Items listed in a dataset:
----

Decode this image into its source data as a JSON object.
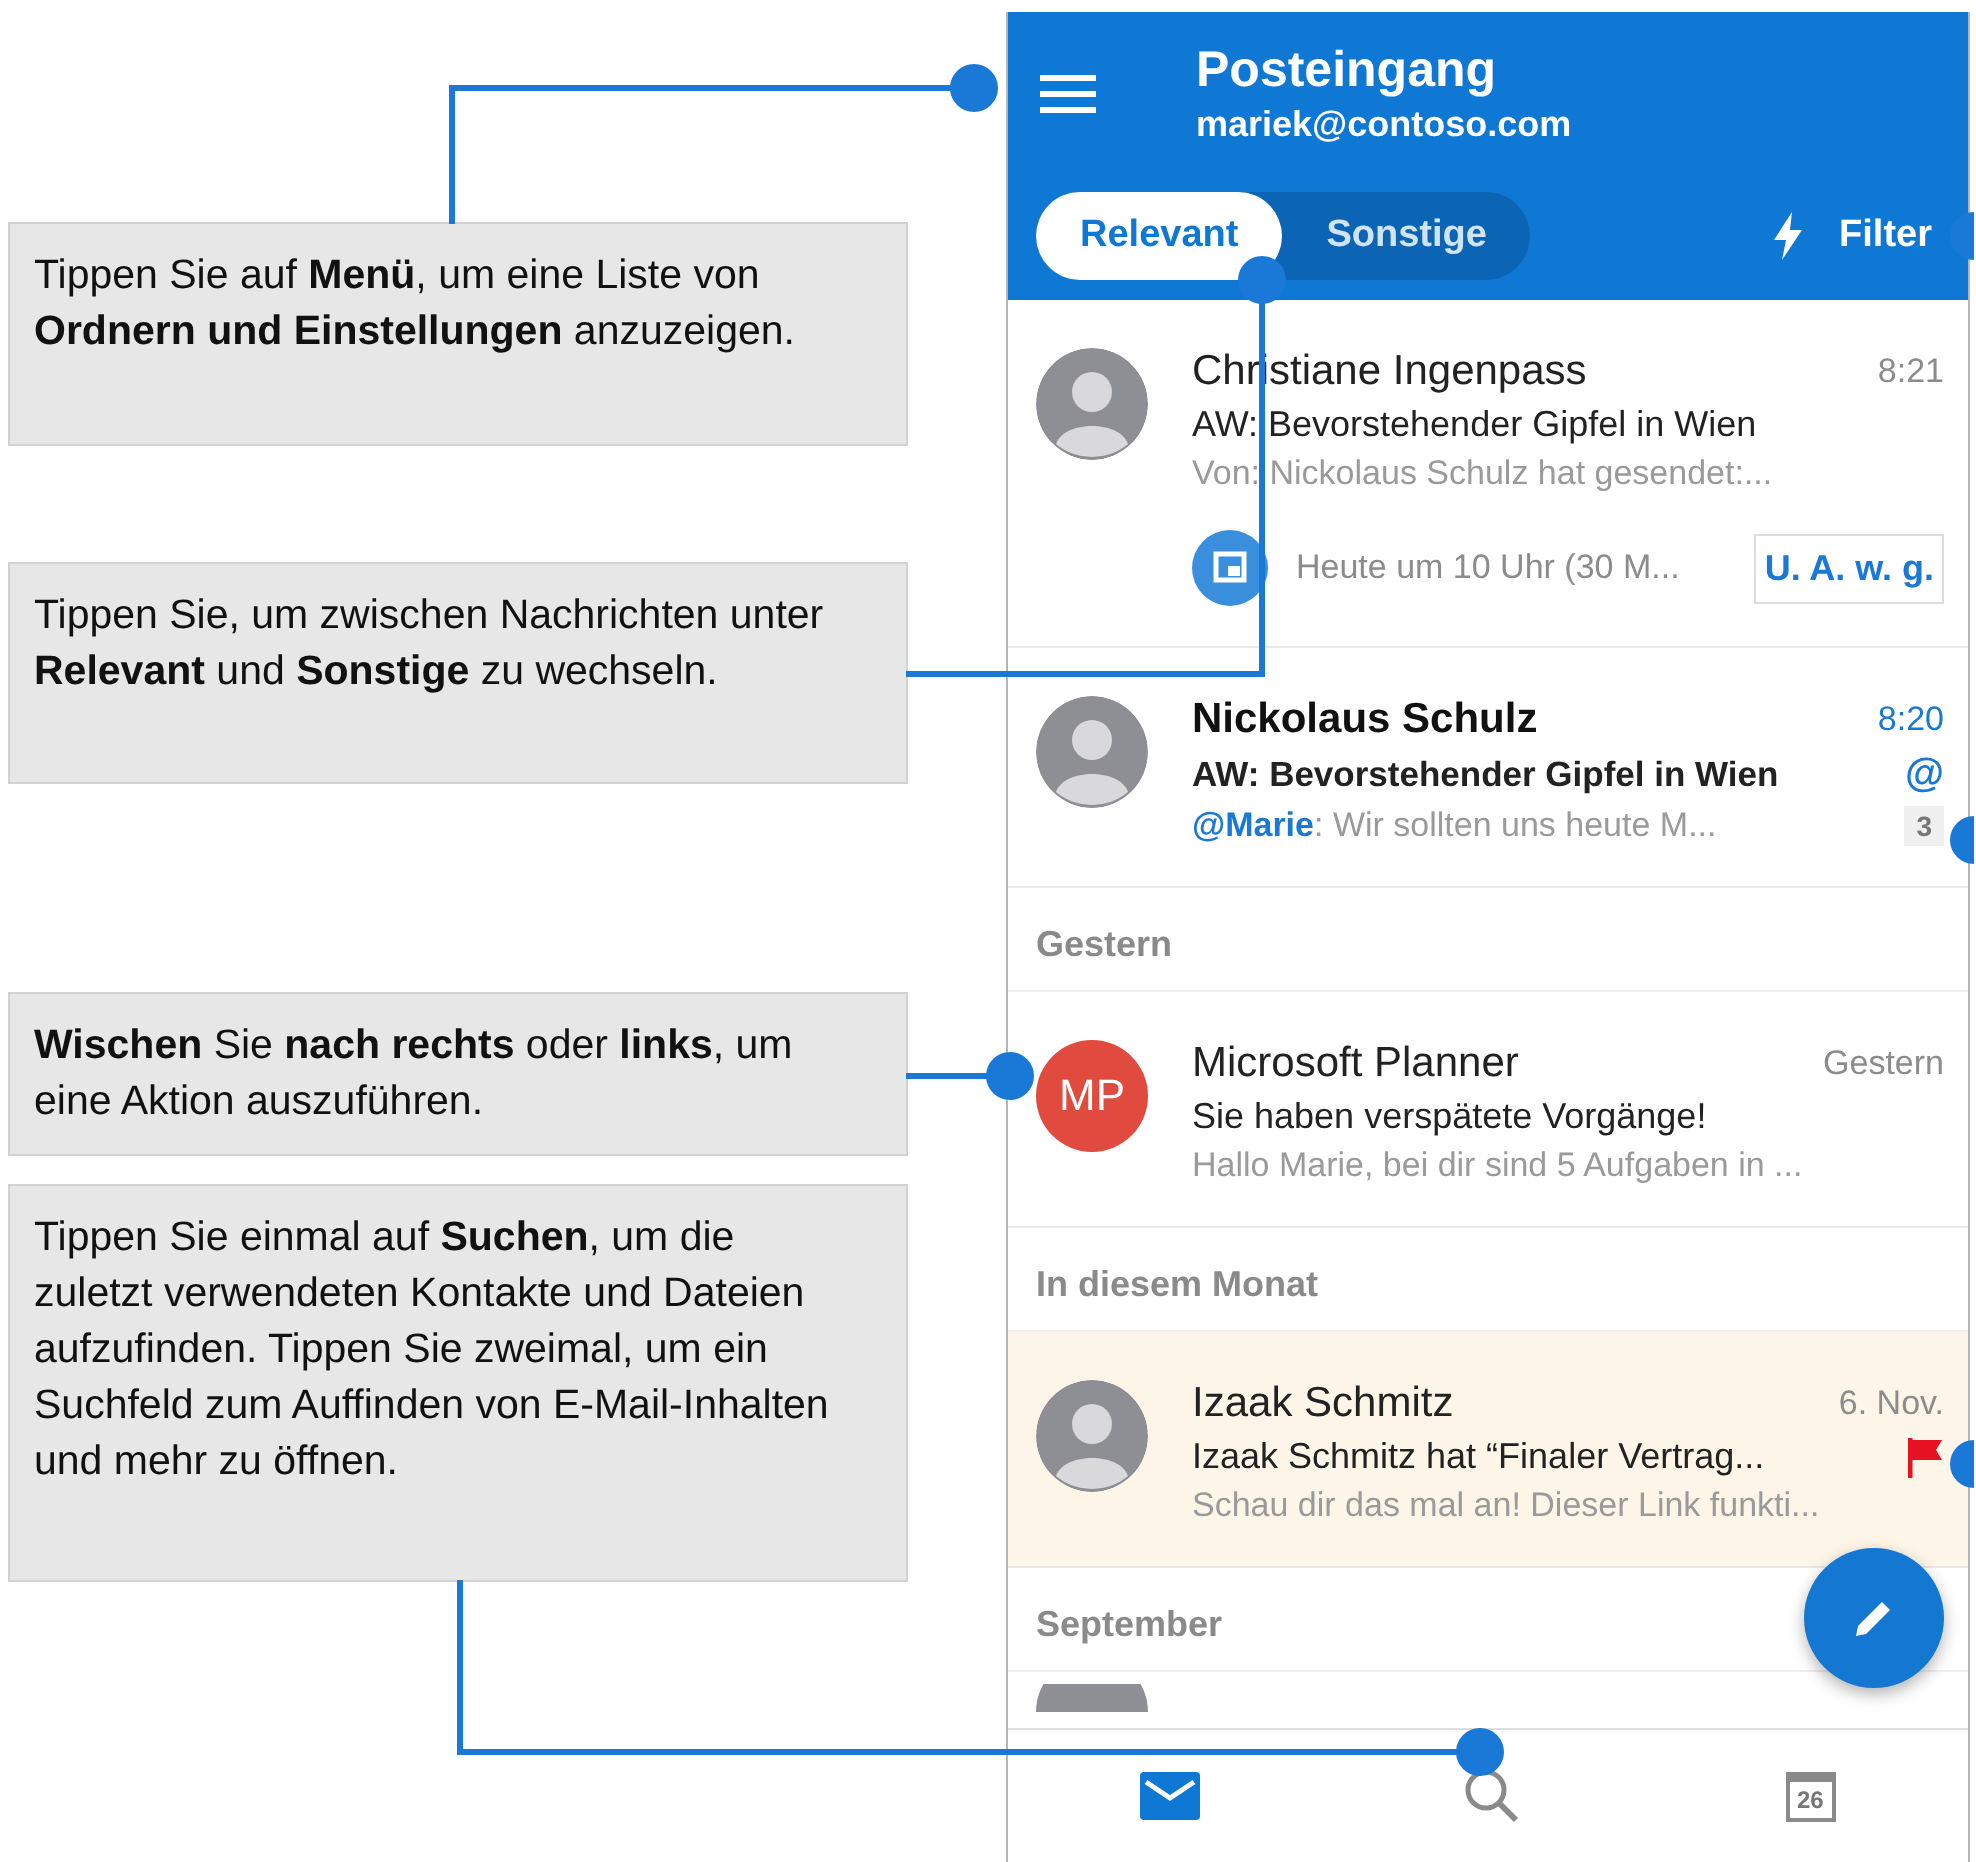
{
  "callouts": [
    {
      "text": "Tippen Sie auf **Menü**, um eine Liste von **Ordnern und Einstellungen** anzuzeigen."
    },
    {
      "text": "Tippen Sie, um zwischen Nachrichten unter **Relevant** und **Sonstige** zu wechseln."
    },
    {
      "text": "**Wischen** Sie **nach rechts** oder **links**, um eine Aktion auszuführen."
    },
    {
      "text": "Tippen Sie einmal auf **Suchen**, um die zuletzt verwendeten Kontakte und Dateien aufzufinden. Tippen Sie zweimal, um ein Suchfeld zum Auffinden von E-Mail-Inhalten und mehr zu öffnen."
    }
  ],
  "header": {
    "title": "Posteingang",
    "account": "mariek@contoso.com",
    "filter": "Filter",
    "tabs": [
      {
        "label": "Relevant",
        "selected": true
      },
      {
        "label": "Sonstige",
        "selected": false
      }
    ]
  },
  "sections": [
    {
      "messages": [
        {
          "sender": "Christiane Ingenpass",
          "time": "8:21",
          "subject": "AW: Bevorstehender Gipfel in Wien",
          "preview": "Von: Nickolaus Schulz hat gesendet:...",
          "unread": false,
          "flagged": false,
          "avatar": {
            "kind": "photo"
          },
          "event": {
            "text": "Heute um 10 Uhr (30 M...",
            "action": "U. A. w. g."
          }
        },
        {
          "sender": "Nickolaus Schulz",
          "time": "8:20",
          "subject": "AW: Bevorstehender Gipfel in Wien",
          "mention": "@Marie",
          "preview": ": Wir sollten uns heute M...",
          "unread": true,
          "flagged": false,
          "at_sign": "@",
          "count": "3",
          "avatar": {
            "kind": "photo"
          }
        }
      ]
    },
    {
      "heading": "Gestern",
      "messages": [
        {
          "sender": "Microsoft Planner",
          "time": "Gestern",
          "subject": "Sie haben verspätete Vorgänge!",
          "preview": "Hallo Marie, bei dir sind 5 Aufgaben in ...",
          "unread": false,
          "flagged": false,
          "avatar": {
            "kind": "initials",
            "initials": "MP",
            "color": "#e04a3f"
          }
        }
      ]
    },
    {
      "heading": "In diesem Monat",
      "messages": [
        {
          "sender": "Izaak Schmitz",
          "time": "6. Nov.",
          "subject": "Izaak Schmitz hat “Finaler Vertrag...",
          "preview": "Schau dir das mal an! Dieser Link funkti...",
          "unread": false,
          "flagged": true,
          "avatar": {
            "kind": "photo"
          }
        }
      ]
    },
    {
      "heading": "September"
    }
  ],
  "bottom_nav": [
    {
      "kind": "mail",
      "selected": true
    },
    {
      "kind": "search",
      "selected": false
    },
    {
      "kind": "calendar",
      "label": "26",
      "selected": false
    }
  ]
}
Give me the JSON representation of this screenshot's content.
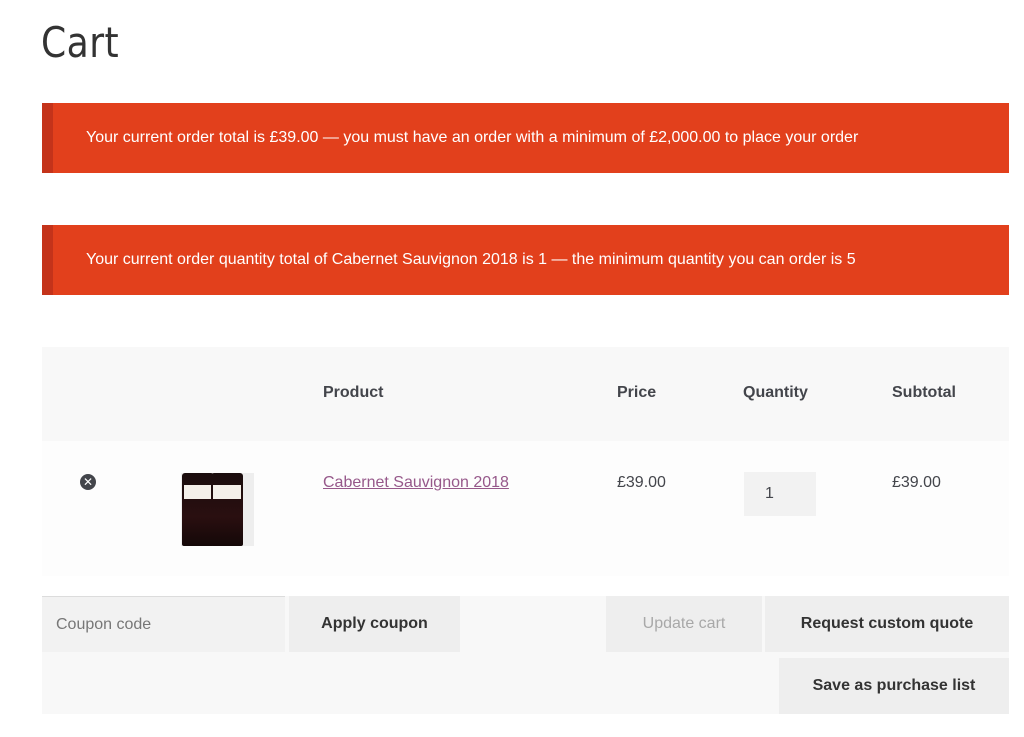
{
  "page": {
    "title": "Cart"
  },
  "notices": [
    "Your current order total is £39.00 — you must have an order with a minimum of £2,000.00 to place your order",
    "Your current order quantity total of Cabernet Sauvignon 2018 is 1 — the minimum quantity you can order is 5"
  ],
  "table": {
    "headers": {
      "product": "Product",
      "price": "Price",
      "quantity": "Quantity",
      "subtotal": "Subtotal"
    },
    "rows": [
      {
        "product": "Cabernet Sauvignon 2018",
        "price": "£39.00",
        "quantity": "1",
        "subtotal": "£39.00",
        "remove_icon": "remove-circle-icon"
      }
    ]
  },
  "actions": {
    "coupon_placeholder": "Coupon code",
    "apply_coupon": "Apply coupon",
    "update_cart": "Update cart",
    "request_quote": "Request custom quote",
    "save_list": "Save as purchase list"
  },
  "colors": {
    "notice": "#e2401c",
    "link": "#96588a"
  }
}
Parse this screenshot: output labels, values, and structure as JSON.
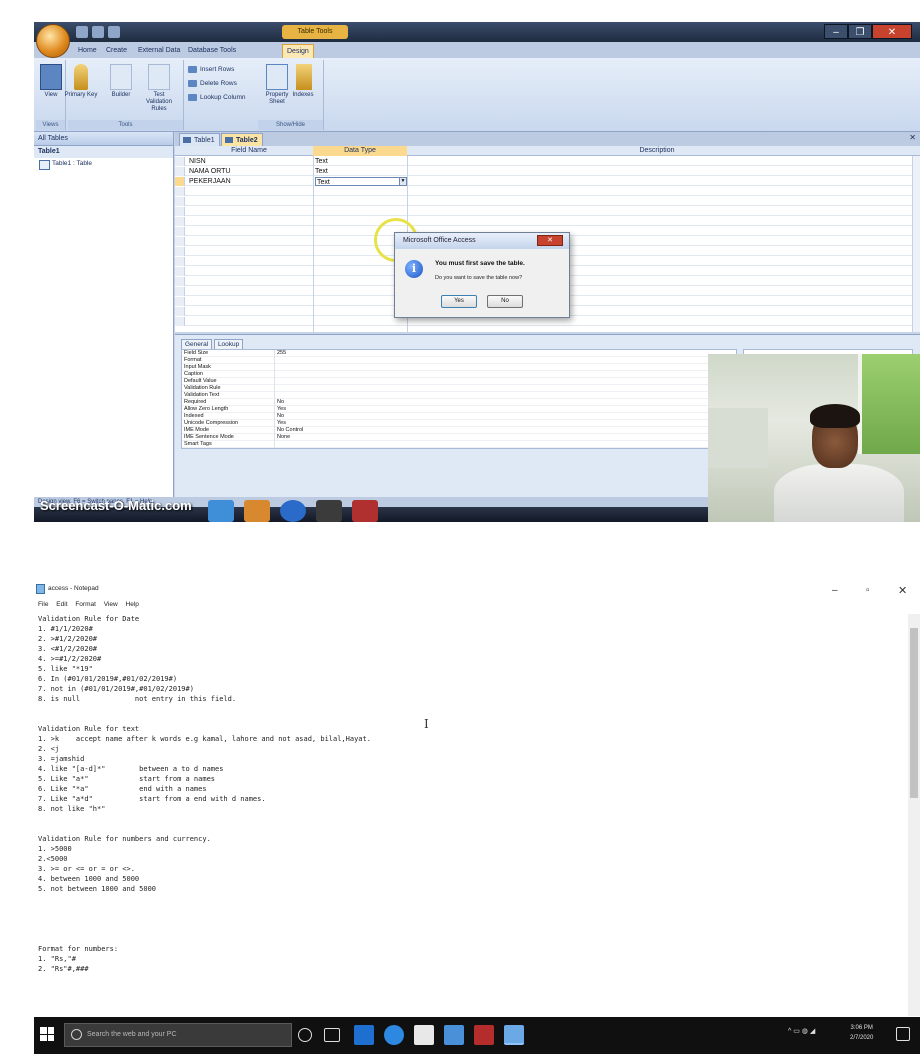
{
  "access": {
    "ribbon_tabs": [
      "Home",
      "Create",
      "External Data",
      "Database Tools",
      "Design"
    ],
    "contextual_tab": "Table Tools",
    "groups": {
      "views": "Views",
      "tools": "Tools",
      "show_hide": "Show/Hide"
    },
    "buttons": {
      "view": "View",
      "primary_key": "Primary Key",
      "builder": "Builder",
      "test_validation": "Test Validation Rules",
      "insert_rows": "Insert Rows",
      "delete_rows": "Delete Rows",
      "lookup_column": "Lookup Column",
      "property_sheet": "Property Sheet",
      "indexes": "Indexes"
    },
    "nav": {
      "header": "All Tables",
      "group": "Table1",
      "item": "Table1 : Table"
    },
    "doc_tabs": [
      "Table1",
      "Table2"
    ],
    "grid": {
      "headers": [
        "Field Name",
        "Data Type",
        "Description"
      ],
      "rows": [
        {
          "name": "NISN",
          "type": "Text"
        },
        {
          "name": "NAMA ORTU",
          "type": "Text"
        },
        {
          "name": "PEKERJAAN",
          "type": "Text"
        }
      ]
    },
    "property_tabs": [
      "General",
      "Lookup"
    ],
    "properties": [
      {
        "k": "Field Size",
        "v": "255"
      },
      {
        "k": "Format",
        "v": ""
      },
      {
        "k": "Input Mask",
        "v": ""
      },
      {
        "k": "Caption",
        "v": ""
      },
      {
        "k": "Default Value",
        "v": ""
      },
      {
        "k": "Validation Rule",
        "v": ""
      },
      {
        "k": "Validation Text",
        "v": ""
      },
      {
        "k": "Required",
        "v": "No"
      },
      {
        "k": "Allow Zero Length",
        "v": "Yes"
      },
      {
        "k": "Indexed",
        "v": "No"
      },
      {
        "k": "Unicode Compression",
        "v": "Yes"
      },
      {
        "k": "IME Mode",
        "v": "No Control"
      },
      {
        "k": "IME Sentence Mode",
        "v": "None"
      },
      {
        "k": "Smart Tags",
        "v": ""
      }
    ],
    "status": "Design view.  F6 = Switch panes.  F1 = Help.",
    "watermark": "Screencast-O-Matic.com",
    "dialog": {
      "title": "Microsoft Office Access",
      "message": "You must first save the table.",
      "question": "Do you want to save the table now?",
      "yes": "Yes",
      "no": "No"
    }
  },
  "notepad": {
    "title": "access - Notepad",
    "menu": [
      "File",
      "Edit",
      "Format",
      "View",
      "Help"
    ],
    "lines": [
      "Validation Rule for Date",
      "1. #1/1/2020#",
      "2. >#1/2/2020#",
      "3. <#1/2/2020#",
      "4. >=#1/2/2020#",
      "5. like \"*19\"",
      "6. In (#01/01/2019#,#01/02/2019#)",
      "7. not in (#01/01/2019#,#01/02/2019#)",
      "8. is null             not entry in this field.",
      "",
      "",
      "Validation Rule for text",
      "1. >k    accept name after k words e.g kamal, lahore and not asad, bilal,Hayat.",
      "2. <j",
      "3. =jamshid",
      "4. like \"[a-d]*\"        between a to d names",
      "5. Like \"a*\"            start from a names",
      "6. Like \"*a\"            end with a names",
      "7. Like \"a*d\"           start from a end with d names.",
      "8. not like \"h*\"",
      "",
      "",
      "Validation Rule for numbers and currency.",
      "1. >5000",
      "2.<5000",
      "3. >= or <= or = or <>.",
      "4. between 1000 and 5000",
      "5. not between 1000 and 5000",
      "",
      "",
      "",
      "",
      "",
      "Format for numbers:",
      "1. \"Rs,\"#",
      "2. \"Rs\"#,###"
    ],
    "search_placeholder": "Search the web and your PC",
    "clock_time": "3:06 PM",
    "clock_date": "2/7/2020"
  }
}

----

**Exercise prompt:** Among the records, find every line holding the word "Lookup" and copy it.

**Answer:**
      "lookup_column": "Lookup Column",
      "Lookup"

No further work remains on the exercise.